* Material to process:
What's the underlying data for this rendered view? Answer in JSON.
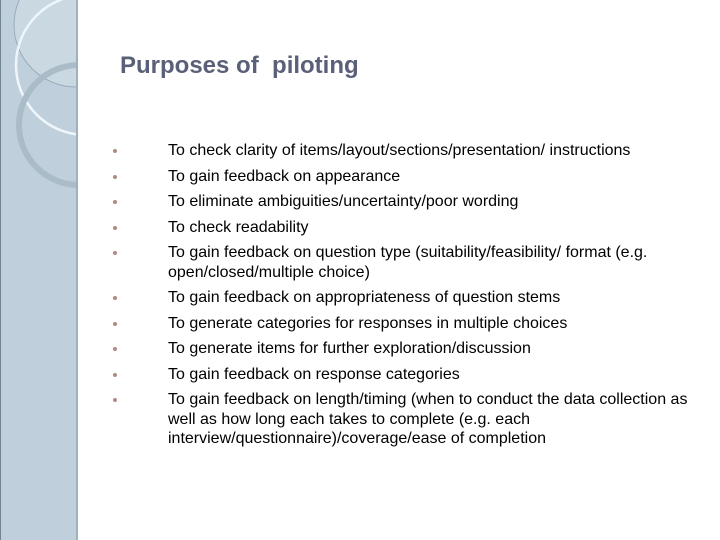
{
  "slide": {
    "title": "Purposes of  piloting",
    "colors": {
      "title": "#5a6078",
      "bullet": "#b08a86",
      "side_panel": "#bfd0dc"
    },
    "bullets": [
      {
        "text": "To check clarity of items/layout/sections/presentation/ instructions"
      },
      {
        "text": "To gain feedback on appearance"
      },
      {
        "text": "To eliminate ambiguities/uncertainty/poor wording"
      },
      {
        "text": "To check readability"
      },
      {
        "text": "To gain feedback on question type (suitability/feasibility/ format (e.g. open/closed/multiple choice)"
      },
      {
        "text": "To gain feedback on appropriateness of question stems"
      },
      {
        "text": "To generate categories for responses in multiple choices"
      },
      {
        "text": "To generate items for further exploration/discussion"
      },
      {
        "text": "To gain feedback on response categories"
      },
      {
        "text": "To gain feedback on length/timing (when to conduct the data collection as well as how long each takes to complete (e.g. each interview/questionnaire)/coverage/ease of completion"
      }
    ]
  }
}
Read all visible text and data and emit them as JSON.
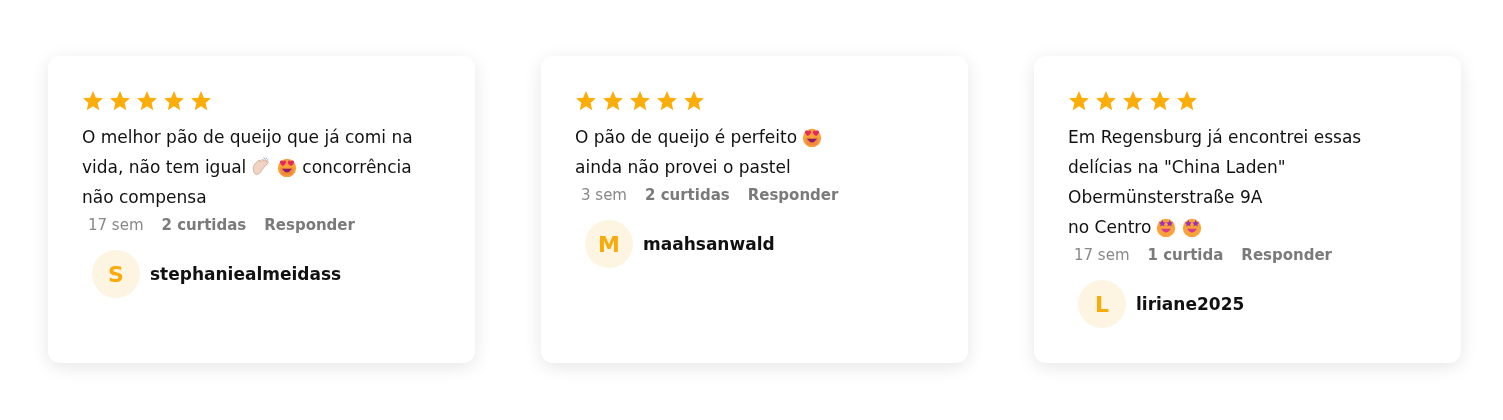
{
  "reviews": [
    {
      "stars": 5,
      "lines": [
        [
          {
            "kind": "text",
            "text": "O melhor pão de queijo que já comi na"
          }
        ],
        [
          {
            "kind": "text",
            "text": "vida, não tem igual"
          },
          {
            "kind": "clap"
          },
          {
            "kind": "heart-eyes"
          },
          {
            "kind": "text",
            "text": "concorrência"
          }
        ],
        [
          {
            "kind": "text",
            "text": "não compensa"
          }
        ]
      ],
      "time": "17 sem",
      "likes": "2 curtidas",
      "reply": "Responder",
      "initial": "S",
      "user": "stephaniealmeidass"
    },
    {
      "stars": 5,
      "lines": [
        [
          {
            "kind": "text",
            "text": "O pão de queijo é perfeito"
          },
          {
            "kind": "heart-eyes"
          }
        ],
        [
          {
            "kind": "text",
            "text": "ainda não provei o pastel"
          }
        ]
      ],
      "time": "3 sem",
      "likes": "2 curtidas",
      "reply": "Responder",
      "initial": "M",
      "user": "maahsanwald"
    },
    {
      "stars": 5,
      "lines": [
        [
          {
            "kind": "text",
            "text": "Em Regensburg já encontrei essas"
          }
        ],
        [
          {
            "kind": "text",
            "text": "delícias na \"China Laden\""
          }
        ],
        [
          {
            "kind": "text",
            "text": "Obermünsterstraße 9A"
          }
        ],
        [
          {
            "kind": "text",
            "text": "no Centro"
          },
          {
            "kind": "star-eyes"
          },
          {
            "kind": "star-eyes"
          }
        ]
      ],
      "time": "17 sem",
      "likes": "1 curtida",
      "reply": "Responder",
      "initial": "L",
      "user": "liriane2025"
    }
  ]
}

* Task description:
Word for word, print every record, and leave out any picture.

* Solution to the exercise:
What's the underlying data for this rendered view? Answer in JSON.
{
  "slide": {
    "title": "Purposes of  piloting",
    "colors": {
      "title": "#5a6078",
      "bullet": "#b08a86",
      "side_panel": "#bfd0dc"
    },
    "bullets": [
      {
        "text": "To check clarity of items/layout/sections/presentation/ instructions"
      },
      {
        "text": "To gain feedback on appearance"
      },
      {
        "text": "To eliminate ambiguities/uncertainty/poor wording"
      },
      {
        "text": "To check readability"
      },
      {
        "text": "To gain feedback on question type (suitability/feasibility/ format (e.g. open/closed/multiple choice)"
      },
      {
        "text": "To gain feedback on appropriateness of question stems"
      },
      {
        "text": "To generate categories for responses in multiple choices"
      },
      {
        "text": "To generate items for further exploration/discussion"
      },
      {
        "text": "To gain feedback on response categories"
      },
      {
        "text": "To gain feedback on length/timing (when to conduct the data collection as well as how long each takes to complete (e.g. each interview/questionnaire)/coverage/ease of completion"
      }
    ]
  }
}
Read all visible text and data and emit them as JSON.
{
  "reviews": [
    {
      "stars": 5,
      "lines": [
        [
          {
            "kind": "text",
            "text": "O melhor pão de queijo que já comi na"
          }
        ],
        [
          {
            "kind": "text",
            "text": "vida, não tem igual"
          },
          {
            "kind": "clap"
          },
          {
            "kind": "heart-eyes"
          },
          {
            "kind": "text",
            "text": "concorrência"
          }
        ],
        [
          {
            "kind": "text",
            "text": "não compensa"
          }
        ]
      ],
      "time": "17 sem",
      "likes": "2 curtidas",
      "reply": "Responder",
      "initial": "S",
      "user": "stephaniealmeidass"
    },
    {
      "stars": 5,
      "lines": [
        [
          {
            "kind": "text",
            "text": "O pão de queijo é perfeito"
          },
          {
            "kind": "heart-eyes"
          }
        ],
        [
          {
            "kind": "text",
            "text": "ainda não provei o pastel"
          }
        ]
      ],
      "time": "3 sem",
      "likes": "2 curtidas",
      "reply": "Responder",
      "initial": "M",
      "user": "maahsanwald"
    },
    {
      "stars": 5,
      "lines": [
        [
          {
            "kind": "text",
            "text": "Em Regensburg já encontrei essas"
          }
        ],
        [
          {
            "kind": "text",
            "text": "delícias na \"China Laden\""
          }
        ],
        [
          {
            "kind": "text",
            "text": "Obermünsterstraße 9A"
          }
        ],
        [
          {
            "kind": "text",
            "text": "no Centro"
          },
          {
            "kind": "star-eyes"
          },
          {
            "kind": "star-eyes"
          }
        ]
      ],
      "time": "17 sem",
      "likes": "1 curtida",
      "reply": "Responder",
      "initial": "L",
      "user": "liriane2025"
    }
  ]
}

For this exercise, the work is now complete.